The Simon effect refers to the phenomenon that responses are faster when the irrelevant location of a stimulus corresponds with the response location than when these locations do not correspond. In the current paper we examined the viability of an updated version of the premotor theory of attention (PMTA) as an account for the Simon effect. Two predictions were evaluated. First, in the case of focused attention at the relevant target position a strong reduction of the Simon effect should be observed as the Simon effect according to PMTA crucially depends on attentional orienting. Secondly, if attention is directed towards a location then this orienting by itself should already be sufficient for producing a Simon effect, as stimulus presence is not required.
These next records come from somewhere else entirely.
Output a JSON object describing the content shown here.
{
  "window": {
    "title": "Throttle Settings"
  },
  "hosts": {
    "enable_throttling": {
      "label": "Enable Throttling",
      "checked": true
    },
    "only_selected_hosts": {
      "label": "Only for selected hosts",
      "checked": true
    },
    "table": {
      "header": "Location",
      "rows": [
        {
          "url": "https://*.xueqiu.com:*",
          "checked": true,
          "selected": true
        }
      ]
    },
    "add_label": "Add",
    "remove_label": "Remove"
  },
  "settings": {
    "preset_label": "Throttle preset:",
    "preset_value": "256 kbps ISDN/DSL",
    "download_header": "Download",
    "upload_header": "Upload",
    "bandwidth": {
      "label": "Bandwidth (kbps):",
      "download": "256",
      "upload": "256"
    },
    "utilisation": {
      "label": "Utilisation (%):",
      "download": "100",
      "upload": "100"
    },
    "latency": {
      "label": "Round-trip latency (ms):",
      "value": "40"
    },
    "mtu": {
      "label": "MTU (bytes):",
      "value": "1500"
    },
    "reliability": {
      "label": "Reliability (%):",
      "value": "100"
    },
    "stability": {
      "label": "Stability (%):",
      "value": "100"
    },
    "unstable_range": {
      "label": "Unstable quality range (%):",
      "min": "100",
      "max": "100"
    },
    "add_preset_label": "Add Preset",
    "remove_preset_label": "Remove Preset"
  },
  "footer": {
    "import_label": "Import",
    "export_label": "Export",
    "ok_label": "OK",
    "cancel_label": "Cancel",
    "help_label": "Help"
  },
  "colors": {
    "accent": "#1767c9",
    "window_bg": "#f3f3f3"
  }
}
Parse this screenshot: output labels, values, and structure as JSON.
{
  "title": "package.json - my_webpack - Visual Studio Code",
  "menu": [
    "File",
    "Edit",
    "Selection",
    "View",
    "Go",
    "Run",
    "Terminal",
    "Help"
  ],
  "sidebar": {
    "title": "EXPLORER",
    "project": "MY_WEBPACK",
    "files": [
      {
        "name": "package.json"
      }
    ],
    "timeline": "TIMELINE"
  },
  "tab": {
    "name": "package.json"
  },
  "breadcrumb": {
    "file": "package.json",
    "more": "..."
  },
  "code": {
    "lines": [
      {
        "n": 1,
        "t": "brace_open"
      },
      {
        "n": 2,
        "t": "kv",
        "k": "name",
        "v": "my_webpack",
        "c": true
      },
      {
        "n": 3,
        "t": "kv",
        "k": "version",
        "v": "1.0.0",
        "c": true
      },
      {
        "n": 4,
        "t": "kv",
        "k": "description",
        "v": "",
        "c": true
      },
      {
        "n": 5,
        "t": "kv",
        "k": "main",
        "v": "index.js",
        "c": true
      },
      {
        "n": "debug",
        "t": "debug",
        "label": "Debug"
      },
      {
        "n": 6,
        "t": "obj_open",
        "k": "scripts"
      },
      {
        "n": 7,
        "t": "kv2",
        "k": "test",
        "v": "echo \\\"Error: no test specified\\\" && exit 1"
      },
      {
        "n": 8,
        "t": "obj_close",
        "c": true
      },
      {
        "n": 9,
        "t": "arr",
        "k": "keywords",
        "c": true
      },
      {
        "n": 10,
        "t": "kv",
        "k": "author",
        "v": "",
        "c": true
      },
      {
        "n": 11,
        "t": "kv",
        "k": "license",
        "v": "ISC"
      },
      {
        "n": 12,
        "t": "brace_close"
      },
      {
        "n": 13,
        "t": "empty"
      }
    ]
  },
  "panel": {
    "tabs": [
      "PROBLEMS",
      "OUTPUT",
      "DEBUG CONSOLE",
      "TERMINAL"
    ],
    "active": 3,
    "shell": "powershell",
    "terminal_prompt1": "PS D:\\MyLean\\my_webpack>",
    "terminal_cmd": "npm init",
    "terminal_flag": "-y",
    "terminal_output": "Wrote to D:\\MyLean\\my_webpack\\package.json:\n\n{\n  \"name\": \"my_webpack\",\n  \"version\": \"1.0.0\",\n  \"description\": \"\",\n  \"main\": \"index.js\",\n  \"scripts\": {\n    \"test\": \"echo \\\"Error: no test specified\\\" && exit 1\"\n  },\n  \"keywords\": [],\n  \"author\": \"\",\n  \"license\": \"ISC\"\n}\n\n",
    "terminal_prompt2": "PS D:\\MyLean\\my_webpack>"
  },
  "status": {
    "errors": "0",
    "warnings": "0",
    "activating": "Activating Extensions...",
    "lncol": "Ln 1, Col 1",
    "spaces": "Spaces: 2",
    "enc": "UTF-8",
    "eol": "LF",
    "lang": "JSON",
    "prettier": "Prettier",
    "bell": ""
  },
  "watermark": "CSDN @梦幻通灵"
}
Our data confirmed these predictions thereby supporting the relevance of the PMTA for the Simon effect.
- Photic Stimulation
- Psychomotor Performance/physiology
- Reaction Time/physiology
- Space Perception/physiology